Her message was crystal clear: love yourself for exactly who you are and love those around you. All of a sudden, I felt terrible. I was ashamed of my reaction to the crazy girl behind me. I may not like music very much, but I have been to plenty of concerts where you get trampled by people trying to push to the front. The musicians always make a plea and ask people to stop crushing the front situated concert goers against the stage. You have to feel bad for the people who arrived so early, only to be suffocated by the mob. Musicians always try, unsuccessfully, to help these people out.
Except Gaga. At a certain point, people just stopped. All of a sudden, all of the focus was on her. There was no more pushing.
It was great. Never have I seen someone control a crowd as well as Lady Gaga did that night. We were her obedient subjects and she was our Mother Monster. Crowd control can be a scary thing if put in the wrong hands but Gaga handled her power with grace.
She’d tell us to jump and we’d jump.
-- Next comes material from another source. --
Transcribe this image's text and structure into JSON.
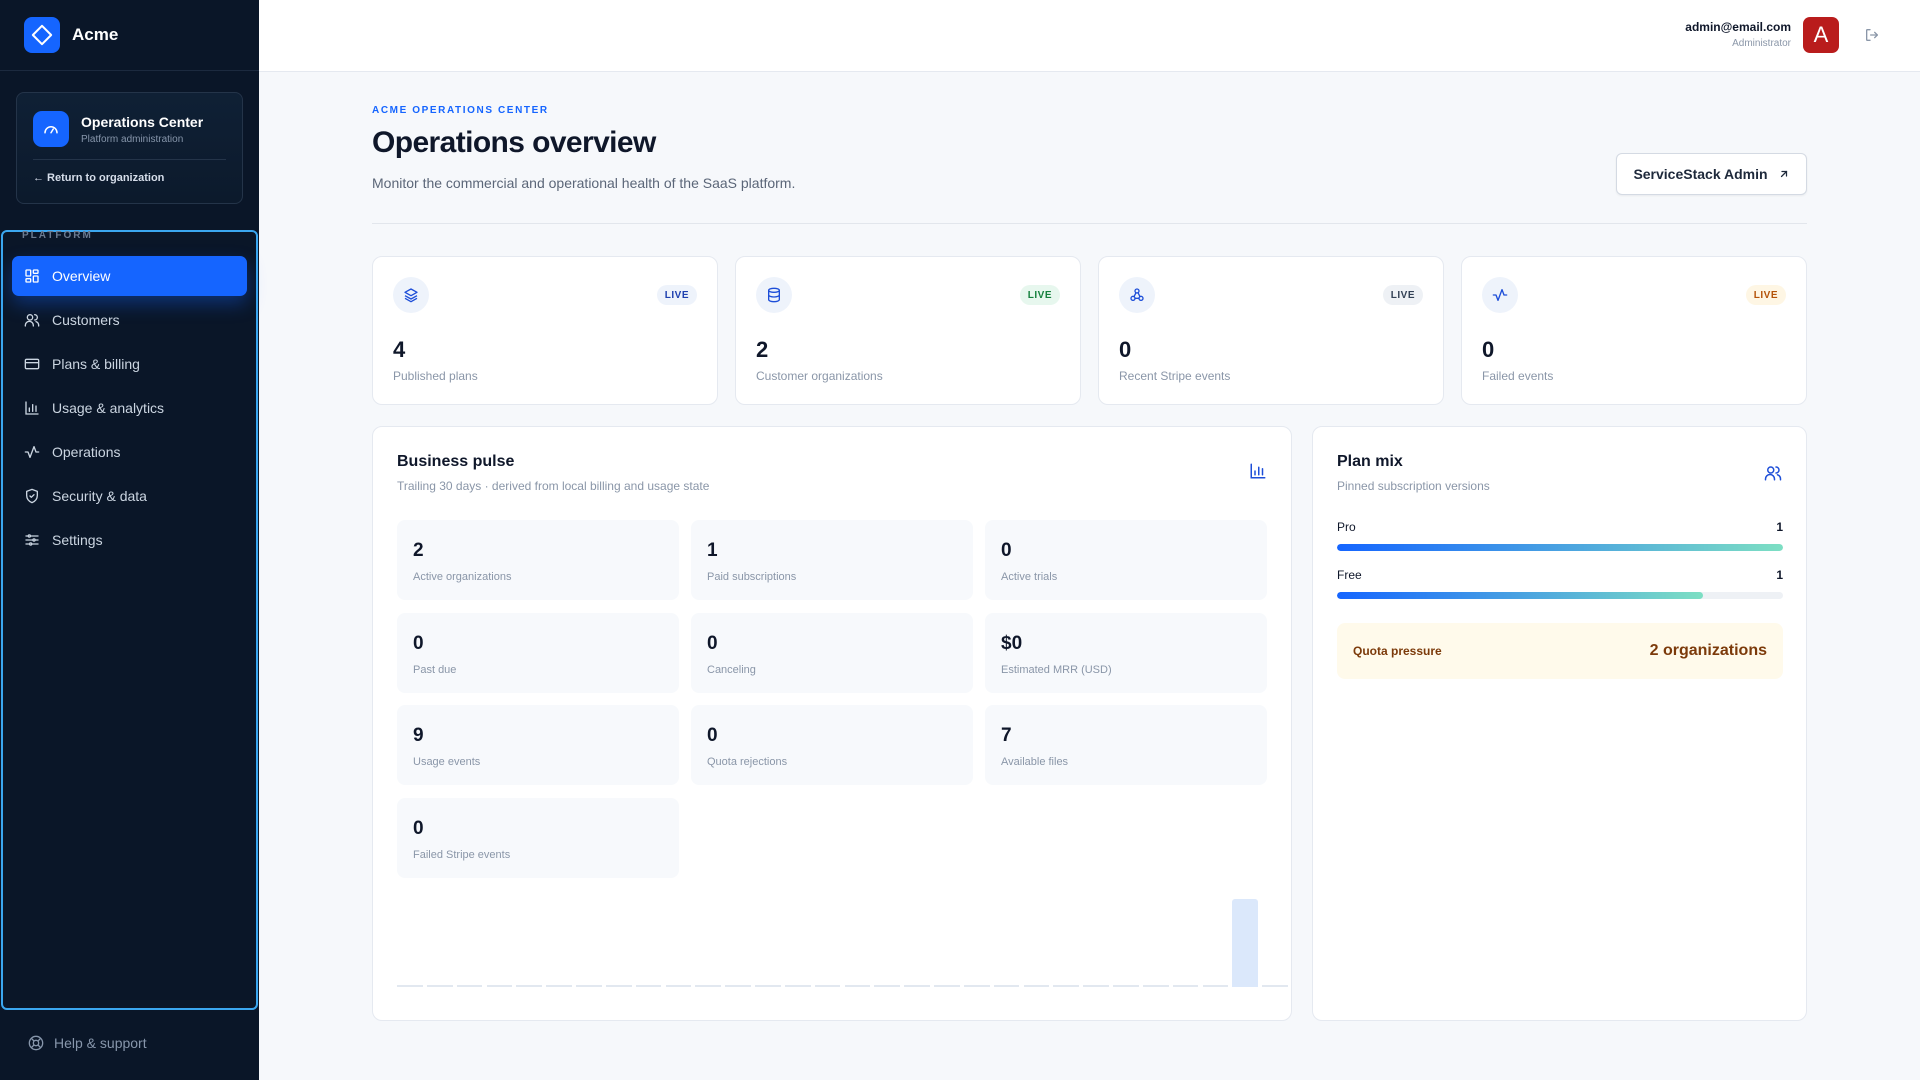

She’d tell us to dance our fucking faces off and we would. She told us to love each other and ourselves and it was impossible not to that night.
If you ever have the chance to see her in person, I highly recommend it. Not only is it an amazing show but it’s a confidence booster as well (not that I need it).